  • invalid-0

    Planned Parenthood encourages parents to pass along their values to their kids? Planned Parenthood will do anything possible to prevent parents from finding out their thirteen year olds are being raped by adults. See http://www.lifeactionfilms.org

  • invalid-0

    For all those teens wanting to consider all the aspects of sex (emotional, intellectual, spiritual, etc.) The Theology of the Body for Teens is actually a very good source. With so many people trying to send teens the, “It’s only sex!” message, The Theology of the Body for Teens speaks to their emotional, intellectual, and spiritual selves by providing facts and commentary that speak to teens’ intuative understanding that they are so much more than simply sexual beings.

  • invalid-0

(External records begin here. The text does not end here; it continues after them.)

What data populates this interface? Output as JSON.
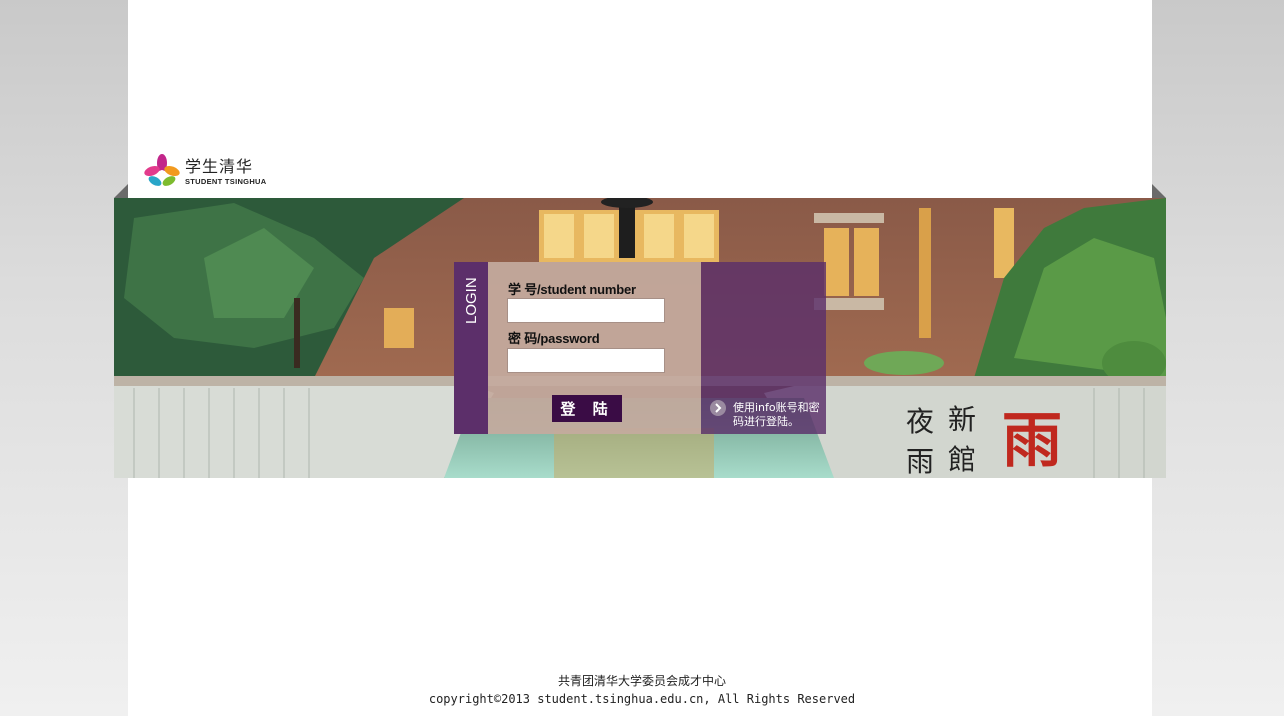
{
  "logo": {
    "name_cn": "学生清华",
    "name_en": "STUDENT TSINGHUA"
  },
  "login": {
    "tab_label": "LOGIN",
    "student_number_label": "学 号/student number",
    "password_label": "密 码/password",
    "student_number_value": "",
    "password_value": "",
    "submit_label": "登 陆",
    "hint_text": "使用info账号和密码进行登陆。"
  },
  "banner": {
    "calligraphy_col1_top": "新",
    "calligraphy_col1_bottom": "館",
    "calligraphy_col2_top": "夜",
    "calligraphy_col2_bottom": "雨",
    "calligraphy_large": "雨"
  },
  "footer": {
    "org": "共青团清华大学委员会成才中心",
    "copyright": "copyright©2013 student.tsinghua.edu.cn, All Rights Reserved"
  },
  "colors": {
    "accent_purple": "#3a0c45",
    "panel_purple": "#5c2f6a",
    "calligraphy_red": "#c0281e"
  }
}
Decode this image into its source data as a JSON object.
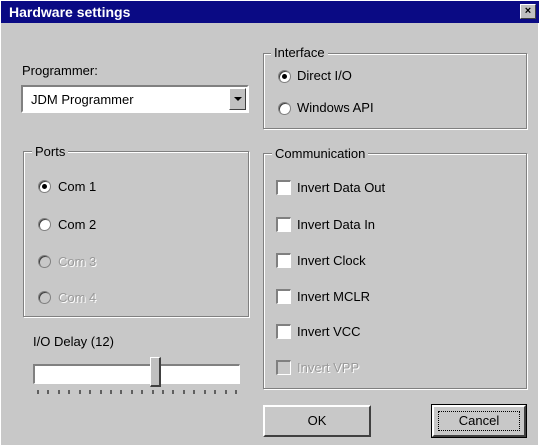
{
  "window": {
    "title": "Hardware settings",
    "close_glyph": "×"
  },
  "programmer": {
    "label": "Programmer:",
    "selected": "JDM Programmer"
  },
  "interface": {
    "title": "Interface",
    "options": [
      {
        "label": "Direct I/O",
        "selected": true
      },
      {
        "label": "Windows API",
        "selected": false
      }
    ]
  },
  "ports": {
    "title": "Ports",
    "options": [
      {
        "label": "Com 1",
        "selected": true,
        "enabled": true
      },
      {
        "label": "Com 2",
        "selected": false,
        "enabled": true
      },
      {
        "label": "Com 3",
        "selected": false,
        "enabled": false
      },
      {
        "label": "Com 4",
        "selected": false,
        "enabled": false
      }
    ]
  },
  "communication": {
    "title": "Communication",
    "options": [
      {
        "label": "Invert Data Out",
        "checked": false,
        "enabled": true
      },
      {
        "label": "Invert Data In",
        "checked": false,
        "enabled": true
      },
      {
        "label": "Invert Clock",
        "checked": false,
        "enabled": true
      },
      {
        "label": "Invert MCLR",
        "checked": false,
        "enabled": true
      },
      {
        "label": "Invert VCC",
        "checked": false,
        "enabled": true
      },
      {
        "label": "Invert VPP",
        "checked": false,
        "enabled": false
      }
    ]
  },
  "io_delay": {
    "label": "I/O Delay (12)",
    "value": 12,
    "tick_count": 20
  },
  "buttons": {
    "ok": "OK",
    "cancel": "Cancel"
  },
  "colors": {
    "titlebar": "#0a0a84",
    "face": "#c8c8c8"
  }
}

    It seems to me that the parents of the 14-year-old girl are at fault here for not sitting their daughter down and having a frank discussion with her about physical development, sex and its possible consequences PRIOR to her first menstrual period, and the girl is a real set-up ;for lots of real mis-information floating around out there! The fact that a 14-year-old girl who’s been menstruating for a year without knowing where it’s coming from is, indeed, a little scary.

    I remember my mom sitting me down for a frank discussion about all of the above-mentioned things during the summer before I entered the sixth grade, and I’m glad I was made aware of physical development, menstruation and sex and its consequences prior to my entering adolescence.

  • invalid-0

    I highly recommend:


    This site is written for teens, by teens and is incredibly holistic, informative, open-minded, and easy to understand.

    I would also recommend:

    http://www.gurl.com and the books that have spun from the site like
    Deal With It (http://www.amazon.com/Deal-Whole-Approach-Your-Brain/dp/B001O9CH2U/ref=pd_sim_b_1) and The Looks Book (http://www.amazon.com/Looks-Book-Esther-Drill/dp/0142002119/ref=pd_sim_b_1).

    I’ve been going to this site since I was 10 years old and it has never failed me. I still use it from time to time, honestly because it breaks so many things down and adds a great sense of humor to the mix. gURL is like having a really knowledgeable, hip older sister. It’s really good at normalizing sexuality and sexual health.

  • http://www.softwiseonline.com invalid-0

    WOW, that is intresting.